Records from a data source
--- START ---
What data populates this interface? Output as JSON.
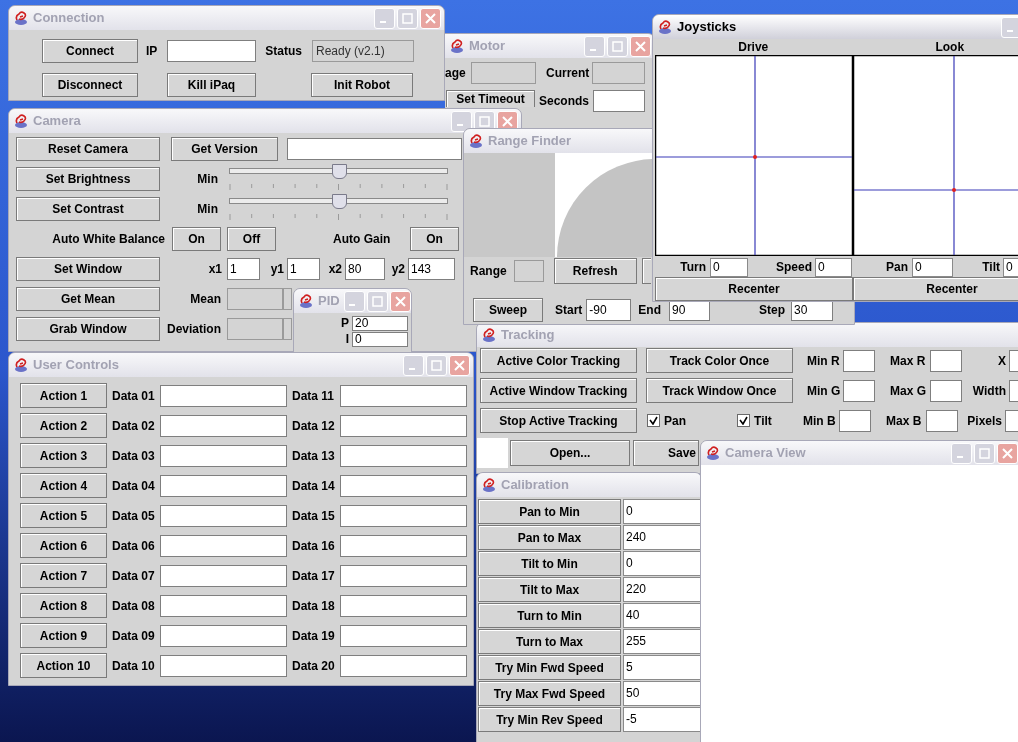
{
  "connection": {
    "title": "Connection",
    "active": false,
    "connect_button": "Connect",
    "ip_label": "IP",
    "status_label": "Status",
    "status_value": "Ready (v2.1)",
    "disconnect_button": "Disconnect",
    "kill_button": "Kill iPaq",
    "init_button": "Init Robot"
  },
  "motor": {
    "title": "Motor",
    "active": false,
    "voltage_label": "age",
    "current_label": "Current",
    "timeout_button": "Set Timeout",
    "seconds_label": "Seconds"
  },
  "camera": {
    "title": "Camera",
    "active": false,
    "reset_button": "Reset Camera",
    "version_button": "Get Version",
    "brightness_button": "Set Brightness",
    "brightness_min": "Min",
    "brightness_slider": {
      "level": 0.5
    },
    "contrast_button": "Set Contrast",
    "contrast_min": "Min",
    "contrast_slider": {
      "level": 0.5
    },
    "awb_label": "Auto White Balance",
    "awb_on": "On",
    "awb_off": "Off",
    "gain_label": "Auto Gain",
    "gain_on": "On",
    "window_button": "Set Window",
    "window_fields": [
      {
        "label": "x1",
        "value": "1"
      },
      {
        "label": "y1",
        "value": "1"
      },
      {
        "label": "x2",
        "value": "80"
      },
      {
        "label": "y2",
        "value": "143"
      }
    ],
    "mean_button": "Get Mean",
    "mean_label": "Mean",
    "grab_button": "Grab Window",
    "deviation_label": "Deviation"
  },
  "pid": {
    "title": "PID",
    "active": false,
    "fields": [
      {
        "label": "P",
        "value": "20"
      },
      {
        "label": "I",
        "value": "0"
      }
    ]
  },
  "user_controls": {
    "title": "User Controls",
    "active": false,
    "rows": [
      {
        "action": "Action 1",
        "data_a": "Data 01",
        "data_b": "Data 11"
      },
      {
        "action": "Action 2",
        "data_a": "Data 02",
        "data_b": "Data 12"
      },
      {
        "action": "Action 3",
        "data_a": "Data 03",
        "data_b": "Data 13"
      },
      {
        "action": "Action 4",
        "data_a": "Data 04",
        "data_b": "Data 14"
      },
      {
        "action": "Action 5",
        "data_a": "Data 05",
        "data_b": "Data 15"
      },
      {
        "action": "Action 6",
        "data_a": "Data 06",
        "data_b": "Data 16"
      },
      {
        "action": "Action 7",
        "data_a": "Data 07",
        "data_b": "Data 17"
      },
      {
        "action": "Action 8",
        "data_a": "Data 08",
        "data_b": "Data 18"
      },
      {
        "action": "Action 9",
        "data_a": "Data 09",
        "data_b": "Data 19"
      },
      {
        "action": "Action 10",
        "data_a": "Data 10",
        "data_b": "Data 20"
      }
    ]
  },
  "range_finder": {
    "title": "Range Finder",
    "active": false,
    "range_label": "Range",
    "refresh_button": "Refresh",
    "sweep_button": "Sweep",
    "start_label": "Start",
    "start_value": "-90",
    "end_label": "End",
    "end_value": "90",
    "step_label": "Step",
    "step_value": "30"
  },
  "joysticks": {
    "title": "Joysticks",
    "active": true,
    "pads": [
      {
        "title": "Drive",
        "fields": [
          {
            "label": "Turn",
            "value": "0"
          },
          {
            "label": "Speed",
            "value": "0"
          }
        ],
        "button": "Recenter"
      },
      {
        "title": "Look",
        "fields": [
          {
            "label": "Pan",
            "value": "0"
          },
          {
            "label": "Tilt",
            "value": "0"
          }
        ],
        "button": "Recenter"
      }
    ]
  },
  "tracking": {
    "title": "Tracking",
    "active": false,
    "rows": [
      {
        "button_a": "Active Color Tracking",
        "button_b": "Track Color Once",
        "min": "Min R",
        "max": "Max R",
        "side": "X"
      },
      {
        "button_a": "Active Window Tracking",
        "button_b": "Track Window Once",
        "min": "Min G",
        "max": "Max G",
        "side": "Width"
      },
      {
        "button_a": "Stop Active Tracking",
        "min": "Min B",
        "max": "Max B",
        "side": "Pixels"
      }
    ],
    "checks": [
      {
        "label": "Pan",
        "checked": true
      },
      {
        "label": "Tilt",
        "checked": true
      }
    ],
    "open_button": "Open...",
    "save_button": "Save"
  },
  "calibration": {
    "title": "Calibration",
    "active": false,
    "rows": [
      {
        "label": "Pan to Min",
        "value": "0"
      },
      {
        "label": "Pan to Max",
        "value": "240"
      },
      {
        "label": "Tilt to Min",
        "value": "0"
      },
      {
        "label": "Tilt to Max",
        "value": "220"
      },
      {
        "label": "Turn to Min",
        "value": "40"
      },
      {
        "label": "Turn to Max",
        "value": "255"
      },
      {
        "label": "Try Min Fwd Speed",
        "value": "5"
      },
      {
        "label": "Try Max Fwd Speed",
        "value": "50"
      },
      {
        "label": "Try Min Rev Speed",
        "value": "-5"
      }
    ]
  },
  "camera_view": {
    "title": "Camera View",
    "active": false
  }
}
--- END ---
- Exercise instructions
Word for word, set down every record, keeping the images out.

- Problem solution
What data populates this interface? Output as JSON.
{
  "connection": {
    "title": "Connection",
    "active": false,
    "connect_button": "Connect",
    "ip_label": "IP",
    "status_label": "Status",
    "status_value": "Ready (v2.1)",
    "disconnect_button": "Disconnect",
    "kill_button": "Kill iPaq",
    "init_button": "Init Robot"
  },
  "motor": {
    "title": "Motor",
    "active": false,
    "voltage_label": "age",
    "current_label": "Current",
    "timeout_button": "Set Timeout",
    "seconds_label": "Seconds"
  },
  "camera": {
    "title": "Camera",
    "active": false,
    "reset_button": "Reset Camera",
    "version_button": "Get Version",
    "brightness_button": "Set Brightness",
    "brightness_min": "Min",
    "brightness_slider": {
      "level": 0.5
    },
    "contrast_button": "Set Contrast",
    "contrast_min": "Min",
    "contrast_slider": {
      "level": 0.5
    },
    "awb_label": "Auto White Balance",
    "awb_on": "On",
    "awb_off": "Off",
    "gain_label": "Auto Gain",
    "gain_on": "On",
    "window_button": "Set Window",
    "window_fields": [
      {
        "label": "x1",
        "value": "1"
      },
      {
        "label": "y1",
        "value": "1"
      },
      {
        "label": "x2",
        "value": "80"
      },
      {
        "label": "y2",
        "value": "143"
      }
    ],
    "mean_button": "Get Mean",
    "mean_label": "Mean",
    "grab_button": "Grab Window",
    "deviation_label": "Deviation"
  },
  "pid": {
    "title": "PID",
    "active": false,
    "fields": [
      {
        "label": "P",
        "value": "20"
      },
      {
        "label": "I",
        "value": "0"
      }
    ]
  },
  "user_controls": {
    "title": "User Controls",
    "active": false,
    "rows": [
      {
        "action": "Action 1",
        "data_a": "Data 01",
        "data_b": "Data 11"
      },
      {
        "action": "Action 2",
        "data_a": "Data 02",
        "data_b": "Data 12"
      },
      {
        "action": "Action 3",
        "data_a": "Data 03",
        "data_b": "Data 13"
      },
      {
        "action": "Action 4",
        "data_a": "Data 04",
        "data_b": "Data 14"
      },
      {
        "action": "Action 5",
        "data_a": "Data 05",
        "data_b": "Data 15"
      },
      {
        "action": "Action 6",
        "data_a": "Data 06",
        "data_b": "Data 16"
      },
      {
        "action": "Action 7",
        "data_a": "Data 07",
        "data_b": "Data 17"
      },
      {
        "action": "Action 8",
        "data_a": "Data 08",
        "data_b": "Data 18"
      },
      {
        "action": "Action 9",
        "data_a": "Data 09",
        "data_b": "Data 19"
      },
      {
        "action": "Action 10",
        "data_a": "Data 10",
        "data_b": "Data 20"
      }
    ]
  },
  "range_finder": {
    "title": "Range Finder",
    "active": false,
    "range_label": "Range",
    "refresh_button": "Refresh",
    "sweep_button": "Sweep",
    "start_label": "Start",
    "start_value": "-90",
    "end_label": "End",
    "end_value": "90",
    "step_label": "Step",
    "step_value": "30"
  },
  "joysticks": {
    "title": "Joysticks",
    "active": true,
    "pads": [
      {
        "title": "Drive",
        "fields": [
          {
            "label": "Turn",
            "value": "0"
          },
          {
            "label": "Speed",
            "value": "0"
          }
        ],
        "button": "Recenter"
      },
      {
        "title": "Look",
        "fields": [
          {
            "label": "Pan",
            "value": "0"
          },
          {
            "label": "Tilt",
            "value": "0"
          }
        ],
        "button": "Recenter"
      }
    ]
  },
  "tracking": {
    "title": "Tracking",
    "active": false,
    "rows": [
      {
        "button_a": "Active Color Tracking",
        "button_b": "Track Color Once",
        "min": "Min R",
        "max": "Max R",
        "side": "X"
      },
      {
        "button_a": "Active Window Tracking",
        "button_b": "Track Window Once",
        "min": "Min G",
        "max": "Max G",
        "side": "Width"
      },
      {
        "button_a": "Stop Active Tracking",
        "min": "Min B",
        "max": "Max B",
        "side": "Pixels"
      }
    ],
    "checks": [
      {
        "label": "Pan",
        "checked": true
      },
      {
        "label": "Tilt",
        "checked": true
      }
    ],
    "open_button": "Open...",
    "save_button": "Save"
  },
  "calibration": {
    "title": "Calibration",
    "active": false,
    "rows": [
      {
        "label": "Pan to Min",
        "value": "0"
      },
      {
        "label": "Pan to Max",
        "value": "240"
      },
      {
        "label": "Tilt to Min",
        "value": "0"
      },
      {
        "label": "Tilt to Max",
        "value": "220"
      },
      {
        "label": "Turn to Min",
        "value": "40"
      },
      {
        "label": "Turn to Max",
        "value": "255"
      },
      {
        "label": "Try Min Fwd Speed",
        "value": "5"
      },
      {
        "label": "Try Max Fwd Speed",
        "value": "50"
      },
      {
        "label": "Try Min Rev Speed",
        "value": "-5"
      }
    ]
  },
  "camera_view": {
    "title": "Camera View",
    "active": false
  }
}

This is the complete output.